Intraoperative Burden of Flexible Intramedullary Nailing and Spica Casting for Femur Fractures in Young Children

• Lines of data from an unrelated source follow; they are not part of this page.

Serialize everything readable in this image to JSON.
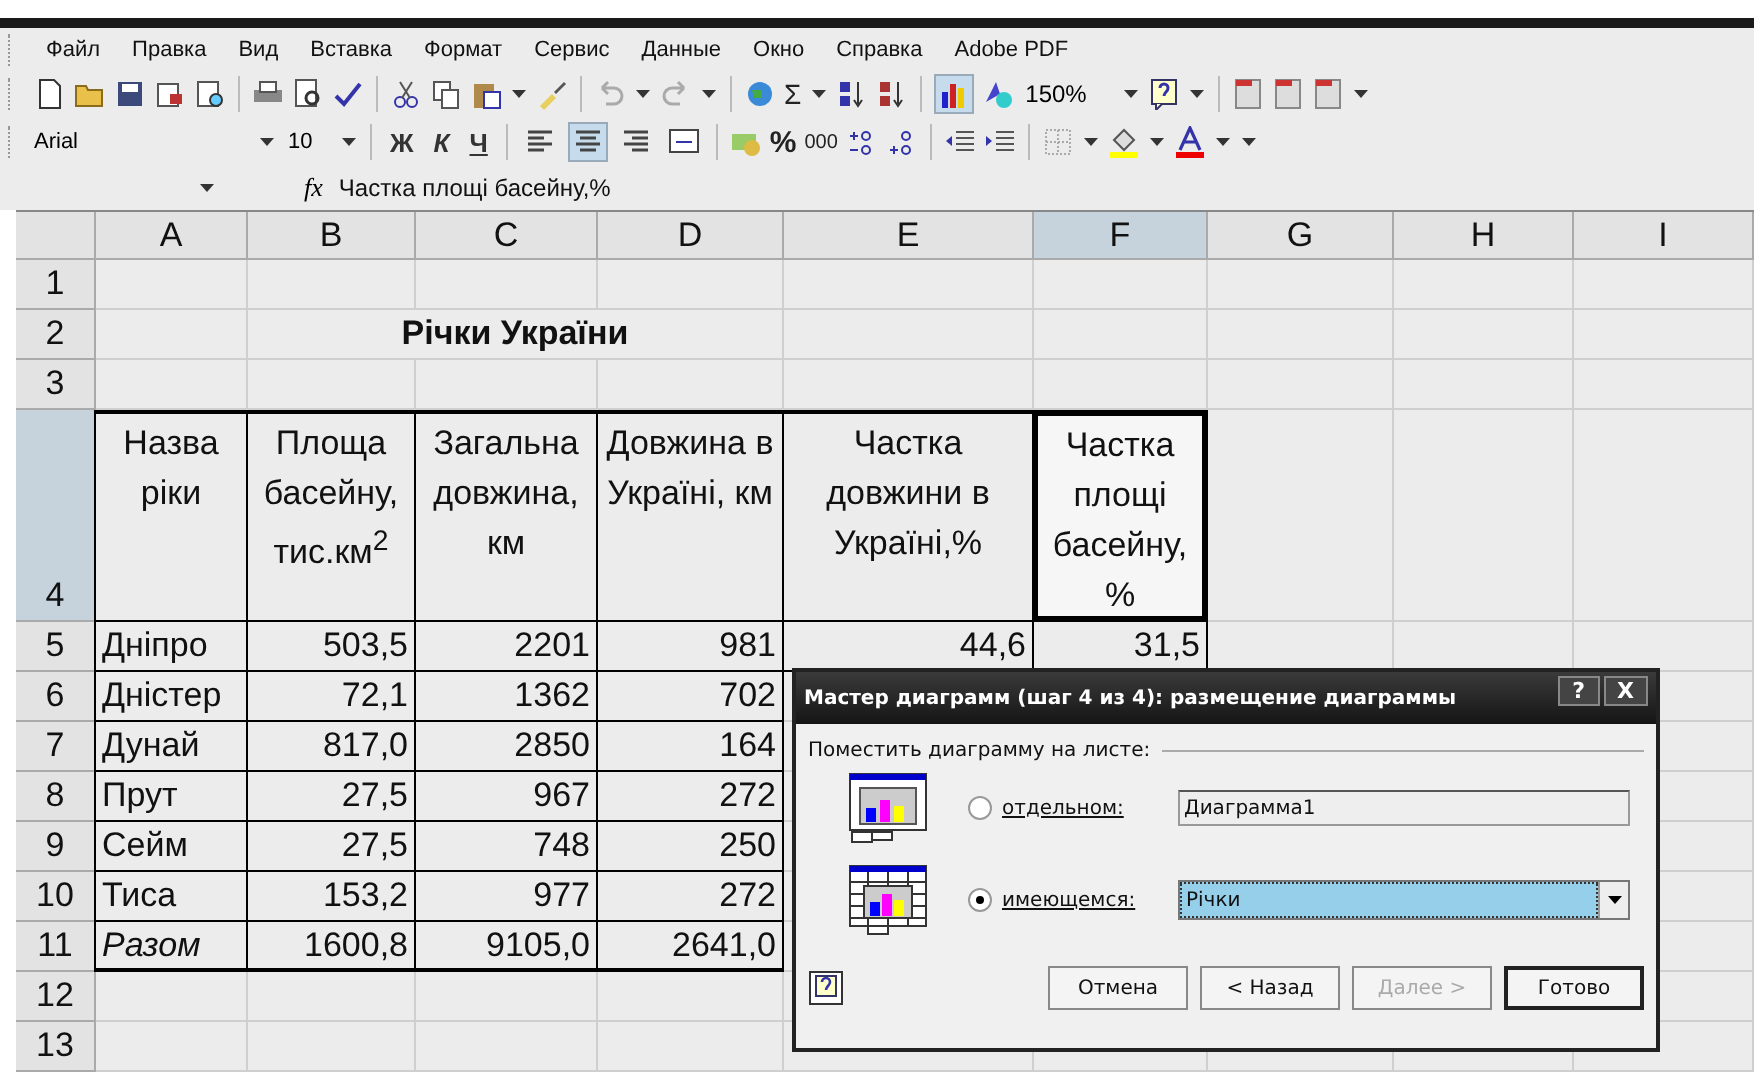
{
  "menu": [
    {
      "label": "Файл"
    },
    {
      "label": "Правка"
    },
    {
      "label": "Вид"
    },
    {
      "label": "Вставка"
    },
    {
      "label": "Формат"
    },
    {
      "label": "Сервис"
    },
    {
      "label": "Данные"
    },
    {
      "label": "Окно"
    },
    {
      "label": "Справка"
    },
    {
      "label": "Adobe PDF"
    }
  ],
  "toolbar": {
    "sum": "Σ",
    "zoom": "150%",
    "chart_pressed": true
  },
  "format_bar": {
    "font": "Arial",
    "size": "10",
    "styles": [
      "Ж",
      "К",
      "Ч"
    ],
    "align": [
      {
        "selected": false
      },
      {
        "selected": true
      },
      {
        "selected": false
      },
      {
        "selected": false
      }
    ],
    "percent": "%",
    "thousands": "000"
  },
  "formula_bar": {
    "fx": "fx",
    "content": "Частка площі басейну,%"
  },
  "sheet": {
    "columns": [
      {
        "label": "A",
        "selected": false
      },
      {
        "label": "B",
        "selected": false
      },
      {
        "label": "C",
        "selected": false
      },
      {
        "label": "D",
        "selected": false
      },
      {
        "label": "E",
        "selected": false
      },
      {
        "label": "F",
        "selected": true
      },
      {
        "label": "G",
        "selected": false
      },
      {
        "label": "H",
        "selected": false
      },
      {
        "label": "I",
        "selected": false
      }
    ],
    "rows": [
      {
        "label": "1",
        "selected": false,
        "kind": "blank"
      },
      {
        "label": "2",
        "selected": false,
        "kind": "title",
        "title": "Річки України"
      },
      {
        "label": "3",
        "selected": false,
        "kind": "blank"
      },
      {
        "label": "4",
        "selected": true,
        "kind": "header",
        "cells": [
          {
            "text": "Назва ріки",
            "active": false
          },
          {
            "text": "Площа басейну, тис.км$^{2}$",
            "active": false
          },
          {
            "text": "Загальна довжина, км",
            "active": false
          },
          {
            "text": "Довжина в Україні, км",
            "active": false
          },
          {
            "text": "Частка довжини в Україні,%",
            "active": false
          },
          {
            "text": "Частка площі басейну, %",
            "active": true
          }
        ]
      },
      {
        "label": "5",
        "selected": false,
        "kind": "data",
        "cells": [
          "Дніпро",
          "503,5",
          "2201",
          "981",
          "44,6",
          "31,5"
        ]
      },
      {
        "label": "6",
        "selected": false,
        "kind": "data",
        "cells": [
          "Дністер",
          "72,1",
          "1362",
          "702"
        ]
      },
      {
        "label": "7",
        "selected": false,
        "kind": "data",
        "cells": [
          "Дунай",
          "817,0",
          "2850",
          "164"
        ]
      },
      {
        "label": "8",
        "selected": false,
        "kind": "data",
        "cells": [
          "Прут",
          "27,5",
          "967",
          "272"
        ]
      },
      {
        "label": "9",
        "selected": false,
        "kind": "data",
        "cells": [
          "Сейм",
          "27,5",
          "748",
          "250"
        ]
      },
      {
        "label": "10",
        "selected": false,
        "kind": "data",
        "cells": [
          "Тиса",
          "153,2",
          "977",
          "272"
        ]
      },
      {
        "label": "11",
        "selected": false,
        "kind": "total",
        "cells": [
          "Разом",
          "1600,8",
          "9105,0",
          "2641,0"
        ]
      },
      {
        "label": "12",
        "selected": false,
        "kind": "blank"
      },
      {
        "label": "13",
        "selected": false,
        "kind": "blank"
      }
    ]
  },
  "dialog": {
    "title": "Мастер диаграмм (шаг 4 из 4): размещение диаграммы",
    "help": "?",
    "close": "X",
    "group_label": "Поместить диаграмму на листе:",
    "options": [
      {
        "kind": "sheet",
        "label": "отдельном:",
        "selected": false,
        "value": "Диаграмма1"
      },
      {
        "kind": "object",
        "label": "имеющемся:",
        "selected": true,
        "value": "Річки"
      }
    ],
    "buttons": [
      {
        "label": "Отмена",
        "disabled": false
      },
      {
        "label": "< Назад",
        "disabled": false
      },
      {
        "label": "Далее >",
        "disabled": true
      },
      {
        "label": "Готово",
        "disabled": false
      }
    ]
  }
}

Background: Spica casting (Spica) remains the widely accepted treatment of closed femoral shaft fractures in young children aged 6 months to 5 years. In some centers, there has been a recent trend towards surgical fixation of these fractures with flexible intramedullary nails (FINs). Despite numerous studies evaluating both Spica and FIN treatment of femoral shaft fractures, there remains a paucity of data regarding patient burden during the intraoperative period. The purpose of this study was to compare the intraoperative burden, defined as anesthetic exposure, fluoroscopic duration, and radiation load, between Spica and FIN treatment of femoral shaft fractures in young children. Methods: A retrospective chart review was conducted for pediatric femoral shaft fractures presenting to a tertiary pediatric referral hospital from 2012 to 2017. Comparison groups included pediatric femur fractures treated with Spica and those treated with FIN. Outcomes included anesthetic exposure, fluoroscopy duration, and radiation exposure. In addition, length of stay, clinic visits, and complications were recorded. Results: Of 449 consecutive pediatric femur fractures treated at our center, 143 patients ages 2 to 6 years (mean age 3.8±1.4 y) met inclusion criteria. The Spica group contained 91 patients; FIN contained 52 patients. Mean anesthetic exposure was less for Spica compared with FIN [45.1 min, 95% confidence interval (CI): 38.0-52.3 vs. 90.7 min, 95% CI: 80.5-100.8 min; P<0.001]. On average, Spica procedures required less fluoroscopy time compared with FIN (15.4 s, 95% CI: 4.8-26.0 vs. 131.6 s, 95% CI: 117.6-145.6 s; P<0.001). Mean radiation load was less for Spica compared with FIN (1.6 mGy, 95% CI: 0.6-2.6 vs. 6.9 mGy, 95% CI: 5.7-8.1 mGy; P<0.001). There was no difference in length of hospital stay (P=0.831), follow-up visits (P=0.248), or complication rate (P=0.645) between Spica and FIN groups. The most common complication was skin irritation for Spica (18.7%) and symptomatic hardware for FIN (17.3%). Conclusions: The findings of this study suggest that pediatric patients with femoral shaft fractures experience an increased intraoperative burden when treated with FIN compared with Spica. Treatment with FIN was associated with increased exposure to anesthesia, fluoroscopic duration, and radiation load despite similar complication rates when compared with Spica. Level of Evidence: Level III.